(Beginning of SUPPLIED INFORMATION)
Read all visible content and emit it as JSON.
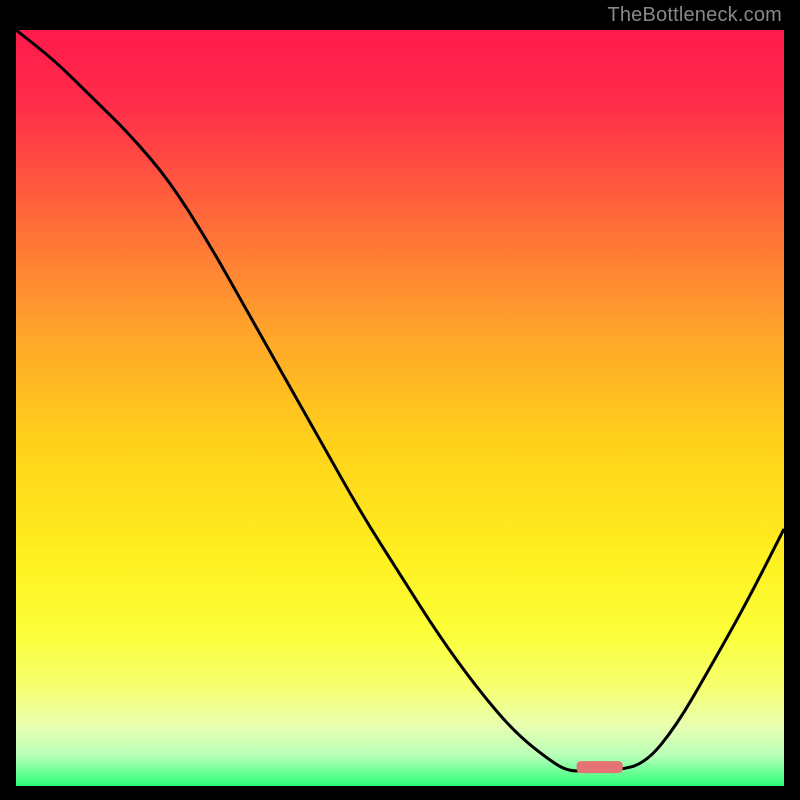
{
  "attribution": "TheBottleneck.com",
  "chart_data": {
    "type": "line",
    "title": "",
    "xlabel": "",
    "ylabel": "",
    "xlim": [
      0,
      100
    ],
    "ylim": [
      0,
      100
    ],
    "series": [
      {
        "name": "curve",
        "x": [
          0,
          5,
          10,
          15,
          20,
          25,
          30,
          35,
          40,
          45,
          50,
          55,
          60,
          65,
          70,
          72,
          74,
          78,
          82,
          86,
          90,
          95,
          100
        ],
        "y": [
          100,
          96,
          91,
          86,
          80,
          72,
          63,
          54,
          45,
          36,
          28,
          20,
          13,
          7,
          3,
          2,
          2,
          2,
          3,
          8,
          15,
          24,
          34
        ]
      }
    ],
    "marker": {
      "x_center": 76,
      "width": 6,
      "y": 2.5,
      "color": "#e57373"
    },
    "gradient_stops": [
      {
        "offset": 0.0,
        "color": "#ff1a4b"
      },
      {
        "offset": 0.1,
        "color": "#ff2d4a"
      },
      {
        "offset": 0.25,
        "color": "#ff6a3a"
      },
      {
        "offset": 0.4,
        "color": "#ffa52a"
      },
      {
        "offset": 0.55,
        "color": "#ffd21a"
      },
      {
        "offset": 0.7,
        "color": "#fff020"
      },
      {
        "offset": 0.8,
        "color": "#fbff3a"
      },
      {
        "offset": 0.87,
        "color": "#f6ff70"
      },
      {
        "offset": 0.92,
        "color": "#e8ffb0"
      },
      {
        "offset": 0.96,
        "color": "#b8ffb8"
      },
      {
        "offset": 1.0,
        "color": "#2aff7a"
      }
    ]
  }
}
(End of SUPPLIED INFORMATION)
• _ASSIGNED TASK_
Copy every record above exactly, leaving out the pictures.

• _SOLVED PROBLEM_
Read all visible content and emit it as JSON.
{
  "attribution": "TheBottleneck.com",
  "chart_data": {
    "type": "line",
    "title": "",
    "xlabel": "",
    "ylabel": "",
    "xlim": [
      0,
      100
    ],
    "ylim": [
      0,
      100
    ],
    "series": [
      {
        "name": "curve",
        "x": [
          0,
          5,
          10,
          15,
          20,
          25,
          30,
          35,
          40,
          45,
          50,
          55,
          60,
          65,
          70,
          72,
          74,
          78,
          82,
          86,
          90,
          95,
          100
        ],
        "y": [
          100,
          96,
          91,
          86,
          80,
          72,
          63,
          54,
          45,
          36,
          28,
          20,
          13,
          7,
          3,
          2,
          2,
          2,
          3,
          8,
          15,
          24,
          34
        ]
      }
    ],
    "marker": {
      "x_center": 76,
      "width": 6,
      "y": 2.5,
      "color": "#e57373"
    },
    "gradient_stops": [
      {
        "offset": 0.0,
        "color": "#ff1a4b"
      },
      {
        "offset": 0.1,
        "color": "#ff2d4a"
      },
      {
        "offset": 0.25,
        "color": "#ff6a3a"
      },
      {
        "offset": 0.4,
        "color": "#ffa52a"
      },
      {
        "offset": 0.55,
        "color": "#ffd21a"
      },
      {
        "offset": 0.7,
        "color": "#fff020"
      },
      {
        "offset": 0.8,
        "color": "#fbff3a"
      },
      {
        "offset": 0.87,
        "color": "#f6ff70"
      },
      {
        "offset": 0.92,
        "color": "#e8ffb0"
      },
      {
        "offset": 0.96,
        "color": "#b8ffb8"
      },
      {
        "offset": 1.0,
        "color": "#2aff7a"
      }
    ]
  }
}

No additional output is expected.